The persecution offered to the Rehoboth Baptists scattered their church, but did not destroy their principles. Facing the obloquy attached to their cause, and braving the trials imposed by the civil and ecclesiastical powers, they must wait patiently God’s time of deliverance. That their lives were free from guile, none claim. That their cause was righteous, none will deny; and while the elements of a Baptist church were thus gathering strength on this side of the Atlantic, a leader was prepared for them, by God’s providence, on the other. In the same year that Obadiah Holmes and his band established their church in Massachusetts, in opposition to the Puritan order, Charles I, the great English traitor, expiated his “high crimes and misdemeanors” on the scaffold, at the hands of a Puritan Parliament. Then followed the period of the Commonwealth under Cromwell, and then the Restoration, when “there arose up a new king over Egypt, who knew not Joseph.” The Act of Uniformity, passed in 1662, under the sanction of Charles II, though a fatal blow at the purity and piety of the English Church, was a royal blessing to the cause of religion in America. Two thousand bravely conscientious men, who feared God more than the decrees of Pope, King, or Parliament, were driven from their livings and from the kingdom. What was England’s great loss was America’s great gain, for a grand tidal wave of emigration swept westward across the Atlantic to our shores. Godly men and women, clergy and laity, made up this exiled band, too true and earnest to yield a base compliance to the edict of conformity. For thirteen years here the Dissenters from Mr. Newman’s church waited for a spiritual guide, but not in vain.

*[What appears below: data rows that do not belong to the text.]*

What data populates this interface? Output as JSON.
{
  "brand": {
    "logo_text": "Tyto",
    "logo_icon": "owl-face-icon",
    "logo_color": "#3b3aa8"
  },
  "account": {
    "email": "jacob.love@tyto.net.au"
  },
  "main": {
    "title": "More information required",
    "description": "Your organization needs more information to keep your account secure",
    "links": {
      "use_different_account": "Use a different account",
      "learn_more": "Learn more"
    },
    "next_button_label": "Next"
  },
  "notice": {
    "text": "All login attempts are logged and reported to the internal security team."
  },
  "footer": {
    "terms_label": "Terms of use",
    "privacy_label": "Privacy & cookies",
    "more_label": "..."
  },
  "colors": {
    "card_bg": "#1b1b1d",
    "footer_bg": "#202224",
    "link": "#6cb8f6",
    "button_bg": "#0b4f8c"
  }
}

How our Baptist brethren here conducted themselves during these years, and the difficulties they may have occasioned or encountered, we know but little. Plymouth, liberal already, has grown more lenient towards church offenders in matters of conscience. Mr. John Brown, a citizen of Rehoboth, and one of the magistrates, has presented before the Court his scruples at the expediency of coercing the people to support the ministry, and has offered to pay from his own property the taxes of all those of his townsmen who may refuse their support of the ministry. This was in 1665. Massachusetts Bay has tried to correct the errors of her sister colony on the subject of toleration, and has in turn been rebuked by her example.
Leaving the membership awhile, let us cross the sea to Wales to find their future pastor and teacher—John Myles.